> **Task**
Report back each line of the data that contains the word "verified".

Data records for software interfaces:
"""

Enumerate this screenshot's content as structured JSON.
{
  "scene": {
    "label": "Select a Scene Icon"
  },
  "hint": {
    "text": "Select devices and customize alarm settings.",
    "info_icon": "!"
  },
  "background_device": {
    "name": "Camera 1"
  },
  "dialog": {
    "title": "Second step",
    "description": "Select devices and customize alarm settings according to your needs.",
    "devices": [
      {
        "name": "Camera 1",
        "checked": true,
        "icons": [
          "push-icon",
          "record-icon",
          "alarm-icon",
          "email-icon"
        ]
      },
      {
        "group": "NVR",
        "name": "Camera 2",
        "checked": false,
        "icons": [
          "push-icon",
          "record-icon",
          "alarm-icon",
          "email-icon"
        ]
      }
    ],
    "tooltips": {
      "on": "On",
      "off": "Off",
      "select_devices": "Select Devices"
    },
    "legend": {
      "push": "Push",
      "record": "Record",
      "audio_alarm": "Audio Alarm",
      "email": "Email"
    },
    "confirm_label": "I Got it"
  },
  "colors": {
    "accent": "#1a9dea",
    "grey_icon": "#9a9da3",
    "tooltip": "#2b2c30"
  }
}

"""
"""

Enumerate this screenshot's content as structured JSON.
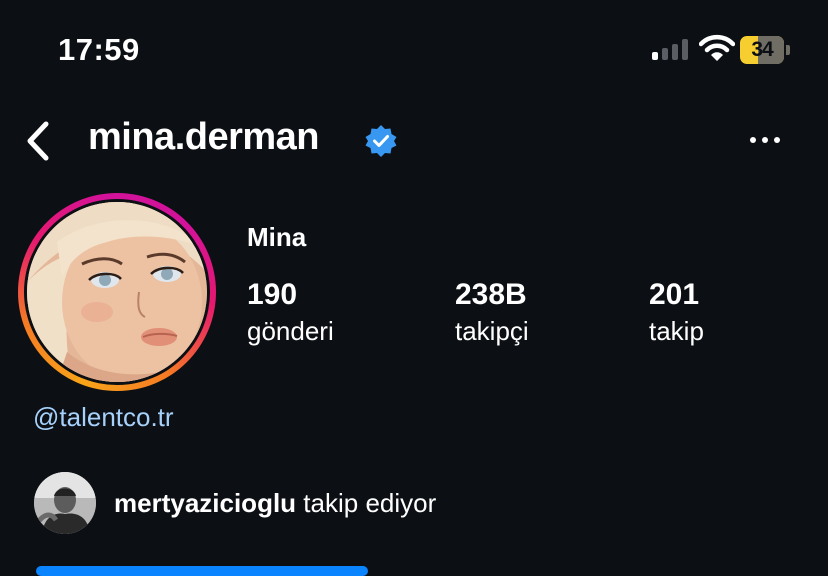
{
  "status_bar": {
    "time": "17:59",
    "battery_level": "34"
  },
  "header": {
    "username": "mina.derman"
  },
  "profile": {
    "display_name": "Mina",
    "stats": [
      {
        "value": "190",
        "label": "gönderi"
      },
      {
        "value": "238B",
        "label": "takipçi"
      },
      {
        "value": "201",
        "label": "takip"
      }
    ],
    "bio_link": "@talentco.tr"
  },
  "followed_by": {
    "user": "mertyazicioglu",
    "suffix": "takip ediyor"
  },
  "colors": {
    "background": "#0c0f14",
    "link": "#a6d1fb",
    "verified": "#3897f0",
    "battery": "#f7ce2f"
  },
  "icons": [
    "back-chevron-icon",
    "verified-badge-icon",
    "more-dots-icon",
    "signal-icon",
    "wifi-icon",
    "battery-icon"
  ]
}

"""

> **Expected output**
    "verified": "#3897f0",
    "verified-badge-icon",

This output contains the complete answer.